(Component data from apps and pages)
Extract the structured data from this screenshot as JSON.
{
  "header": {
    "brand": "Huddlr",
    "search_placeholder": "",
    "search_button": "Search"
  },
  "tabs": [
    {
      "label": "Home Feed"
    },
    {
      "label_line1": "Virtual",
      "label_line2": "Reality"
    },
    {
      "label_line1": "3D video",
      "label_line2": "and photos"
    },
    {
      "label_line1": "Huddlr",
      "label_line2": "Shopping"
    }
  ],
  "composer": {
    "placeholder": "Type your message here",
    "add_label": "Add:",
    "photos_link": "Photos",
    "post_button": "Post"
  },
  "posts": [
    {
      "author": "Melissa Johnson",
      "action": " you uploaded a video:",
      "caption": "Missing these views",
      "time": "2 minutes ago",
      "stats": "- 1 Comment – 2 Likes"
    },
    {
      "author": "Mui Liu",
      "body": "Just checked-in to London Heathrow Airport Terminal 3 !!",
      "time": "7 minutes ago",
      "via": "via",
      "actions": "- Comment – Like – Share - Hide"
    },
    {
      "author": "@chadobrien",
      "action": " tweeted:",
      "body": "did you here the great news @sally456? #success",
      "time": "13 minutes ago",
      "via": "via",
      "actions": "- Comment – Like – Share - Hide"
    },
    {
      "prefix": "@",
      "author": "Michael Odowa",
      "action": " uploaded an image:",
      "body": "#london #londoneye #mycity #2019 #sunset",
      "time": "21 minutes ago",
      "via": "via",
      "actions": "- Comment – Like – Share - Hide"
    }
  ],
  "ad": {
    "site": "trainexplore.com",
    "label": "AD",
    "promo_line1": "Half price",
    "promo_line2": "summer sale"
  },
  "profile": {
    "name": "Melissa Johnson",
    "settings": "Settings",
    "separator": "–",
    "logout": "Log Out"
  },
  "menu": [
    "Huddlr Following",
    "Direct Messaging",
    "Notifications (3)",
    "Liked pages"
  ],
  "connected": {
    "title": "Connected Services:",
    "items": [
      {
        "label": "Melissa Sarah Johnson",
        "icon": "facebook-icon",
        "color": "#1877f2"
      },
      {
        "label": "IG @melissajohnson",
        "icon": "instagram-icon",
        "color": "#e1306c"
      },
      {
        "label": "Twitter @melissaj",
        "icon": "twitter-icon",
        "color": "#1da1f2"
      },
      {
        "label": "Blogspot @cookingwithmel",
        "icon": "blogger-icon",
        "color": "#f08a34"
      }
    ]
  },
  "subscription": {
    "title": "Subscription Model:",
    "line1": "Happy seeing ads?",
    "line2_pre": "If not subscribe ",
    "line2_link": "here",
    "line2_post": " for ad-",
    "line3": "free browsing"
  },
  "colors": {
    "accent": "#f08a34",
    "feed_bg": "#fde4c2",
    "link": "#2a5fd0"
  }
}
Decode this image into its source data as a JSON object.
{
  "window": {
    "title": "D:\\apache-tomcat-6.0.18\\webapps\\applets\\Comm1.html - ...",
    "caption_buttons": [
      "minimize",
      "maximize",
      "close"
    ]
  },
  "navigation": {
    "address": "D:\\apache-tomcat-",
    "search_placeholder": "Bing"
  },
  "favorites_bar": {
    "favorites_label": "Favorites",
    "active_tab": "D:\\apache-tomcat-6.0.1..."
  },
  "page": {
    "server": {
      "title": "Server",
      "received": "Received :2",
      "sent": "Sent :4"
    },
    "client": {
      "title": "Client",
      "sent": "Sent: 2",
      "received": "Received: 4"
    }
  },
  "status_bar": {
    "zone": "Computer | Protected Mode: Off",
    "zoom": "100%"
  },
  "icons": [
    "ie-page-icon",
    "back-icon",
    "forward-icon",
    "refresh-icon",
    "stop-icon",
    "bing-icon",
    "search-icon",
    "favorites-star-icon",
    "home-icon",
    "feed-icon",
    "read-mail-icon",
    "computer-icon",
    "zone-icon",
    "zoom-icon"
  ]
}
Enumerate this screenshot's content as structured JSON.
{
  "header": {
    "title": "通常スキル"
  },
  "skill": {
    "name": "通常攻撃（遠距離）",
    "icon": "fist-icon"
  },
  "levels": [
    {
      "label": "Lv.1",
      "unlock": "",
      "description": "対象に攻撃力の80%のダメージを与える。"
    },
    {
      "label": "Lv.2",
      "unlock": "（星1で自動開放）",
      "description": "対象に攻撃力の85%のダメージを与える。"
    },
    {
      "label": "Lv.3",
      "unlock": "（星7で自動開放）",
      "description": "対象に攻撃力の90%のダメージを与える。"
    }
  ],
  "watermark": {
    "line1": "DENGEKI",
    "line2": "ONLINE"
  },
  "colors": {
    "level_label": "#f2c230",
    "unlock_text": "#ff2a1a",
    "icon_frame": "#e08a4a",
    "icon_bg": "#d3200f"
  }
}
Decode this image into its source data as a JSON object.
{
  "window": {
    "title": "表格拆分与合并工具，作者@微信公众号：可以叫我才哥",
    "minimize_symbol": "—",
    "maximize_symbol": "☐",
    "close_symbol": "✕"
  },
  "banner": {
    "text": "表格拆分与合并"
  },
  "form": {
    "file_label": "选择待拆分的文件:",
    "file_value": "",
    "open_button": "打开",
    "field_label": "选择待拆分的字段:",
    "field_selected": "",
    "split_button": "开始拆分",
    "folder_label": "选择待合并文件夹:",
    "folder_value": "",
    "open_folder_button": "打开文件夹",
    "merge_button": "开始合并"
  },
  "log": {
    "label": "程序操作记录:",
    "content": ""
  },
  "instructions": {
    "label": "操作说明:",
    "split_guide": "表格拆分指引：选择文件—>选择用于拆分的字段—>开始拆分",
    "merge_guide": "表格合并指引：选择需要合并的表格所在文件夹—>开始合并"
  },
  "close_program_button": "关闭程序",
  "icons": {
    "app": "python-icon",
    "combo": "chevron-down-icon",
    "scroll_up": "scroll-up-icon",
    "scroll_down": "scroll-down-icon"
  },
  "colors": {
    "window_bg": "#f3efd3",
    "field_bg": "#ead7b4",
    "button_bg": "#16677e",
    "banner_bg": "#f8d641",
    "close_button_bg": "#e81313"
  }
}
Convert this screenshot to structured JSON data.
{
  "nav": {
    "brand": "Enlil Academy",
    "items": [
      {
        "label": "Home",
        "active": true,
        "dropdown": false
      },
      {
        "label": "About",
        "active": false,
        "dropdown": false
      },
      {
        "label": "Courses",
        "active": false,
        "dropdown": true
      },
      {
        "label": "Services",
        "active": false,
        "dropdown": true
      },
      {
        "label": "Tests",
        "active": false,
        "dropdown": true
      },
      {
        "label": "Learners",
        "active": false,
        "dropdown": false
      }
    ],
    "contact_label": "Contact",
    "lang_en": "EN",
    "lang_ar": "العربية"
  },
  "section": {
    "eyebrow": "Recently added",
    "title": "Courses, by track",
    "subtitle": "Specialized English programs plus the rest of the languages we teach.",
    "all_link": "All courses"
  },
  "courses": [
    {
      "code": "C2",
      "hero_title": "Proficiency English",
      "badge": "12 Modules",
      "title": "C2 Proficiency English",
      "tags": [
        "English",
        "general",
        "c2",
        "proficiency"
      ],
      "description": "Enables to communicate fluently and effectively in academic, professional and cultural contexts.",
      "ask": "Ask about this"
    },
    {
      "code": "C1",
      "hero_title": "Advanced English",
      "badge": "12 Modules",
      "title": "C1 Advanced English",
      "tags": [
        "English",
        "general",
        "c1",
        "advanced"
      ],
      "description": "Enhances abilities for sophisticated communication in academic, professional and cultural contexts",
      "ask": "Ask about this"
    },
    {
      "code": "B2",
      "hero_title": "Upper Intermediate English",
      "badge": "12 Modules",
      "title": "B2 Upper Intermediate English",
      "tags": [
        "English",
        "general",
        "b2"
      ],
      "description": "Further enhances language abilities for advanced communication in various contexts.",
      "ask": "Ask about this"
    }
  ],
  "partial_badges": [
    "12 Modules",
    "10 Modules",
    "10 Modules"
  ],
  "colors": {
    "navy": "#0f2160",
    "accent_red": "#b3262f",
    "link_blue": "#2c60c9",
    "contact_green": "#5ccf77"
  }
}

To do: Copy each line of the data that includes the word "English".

Output for this exercise:
    "subtitle": "Specialized English programs plus the rest of the languages we teach.",
      "hero_title": "Proficiency English",
      "title": "C2 Proficiency English",
        "English",
      "hero_title": "Advanced English",
      "title": "C1 Advanced English",
        "English",
      "hero_title": "Upper Intermediate English",
      "title": "B2 Upper Intermediate English",
        "English",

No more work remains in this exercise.